President Hill asked me what my parents thought about my joining the Church. I told him that they had asked that I talk to a Catholic Priest. President Hill invited me to be obedient to my parent’s request. I made the appointment and the Catholic Priest told me that it was so obvious that I believed that The Church of Jesus Christ of Latter-day Saints was true, that I was a hypocrite if I did not join the Church.
On Sacred Ground
So, I was baptized and confirmed a member of the Church on 9 March 1974, at the age of 19. My parents returned to Chile soon after. My father went all over Chile saying that the worst thing that could have possibly happened had taken place, that his son had joined the Mormon Church. A year later he told me that he went back and told the same people that this was the best thing that ever happened, so big was the change for good that he saw in me.
My fiancée Linda Marsing and I were married in the Oakland Temple in 1976. And guess what happened to my school in Santiago, where I had been given the assignment to study the LDS Church? There, today stands the Santiago, Chile Temple (it was dedicated in 1983 and became the 24th operating temple).
I worked for the University of California for almost 34 years and my specialty was labor productivity and mediation of deep-seated interpersonal conflicts. I developed several models which I felt were inspired by the Lord. As an academic of the University of California and visiting Professor of the Universidad de Chile, I had many opportunities; including travel to speak in all continents save Antarctica. I suppose the penguins did not need any help in either labor productivity or conflict management. Linda and I had the opportunity to spend all three of my career Sabbaticals in Chile. After retiring in 2014, I was able to return back to Chile with Linda.
I have loved each one of my jobs and my life’s work. I have been a dressage rider and instructor, an amateur radio operator, and a soccer referee. I have always loved the scriptures, but since about 1996 my love for the scriptures has occupied much of my free time.
As I write this I can look out the window and see Lake Llanquihue and multiple snow covered volcanoes and a rainbow. I feel as if I live in the Garden of Eden. I can see the hand of the Lord and His tender mercies [חֶסֶד] and how they have blessed my life.
The Book of Mormon originally led me to Christ and to The Church of Jesus Christ of Latter-day Saints. No book has had as great an impact for good in my life. Its positive influence has been on-going, most especially since I accepted President Ezra Taft Benson’s 1986 challenge to sup daily from its pages.
Today, my most treasured possession is the knowledge that Jesus is the very Messiah that my Jewish ancestors had been waiting for; that Christ has restored His Church once again upon the earth. That it is through Christ that we can return once again to live with our Father in Heaven. As I read the Book of Mormon and see the promises made to my Lamanite ancestors, I am also filled with gratitude untold. I count myself as one who lived “unto the outmost parts of heaven” (Deuteronomy 30:4), when the Lord found me and gathered me. I found Christ while reading the Book of Mormon. God found me when I was not looking.
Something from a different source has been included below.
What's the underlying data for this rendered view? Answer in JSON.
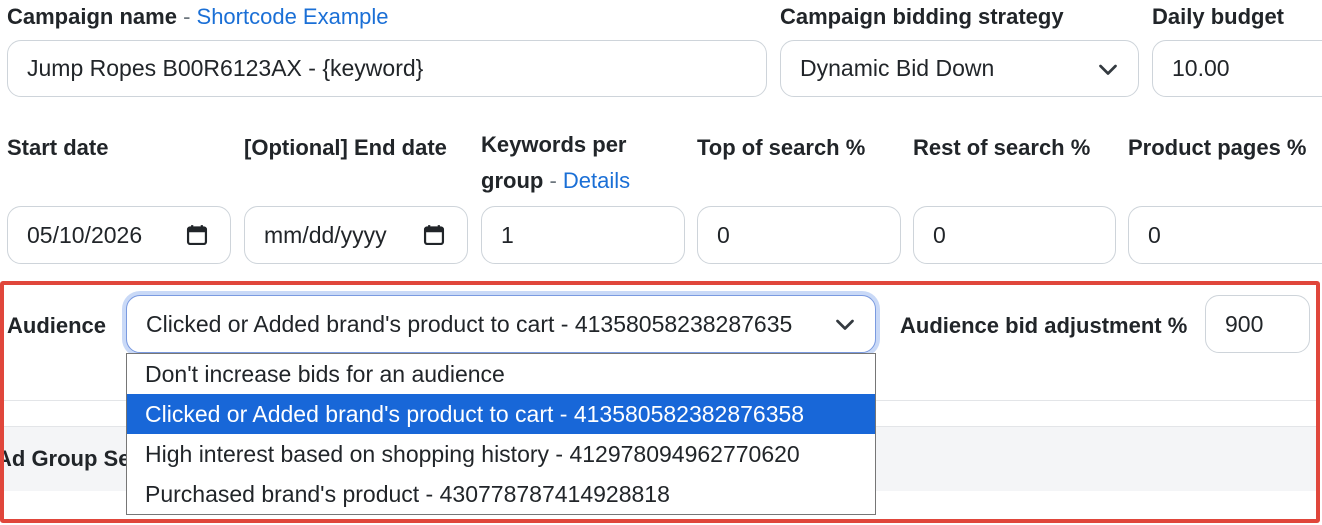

If you haven’t read my series on understanding the gathering of Israel here’s part 1…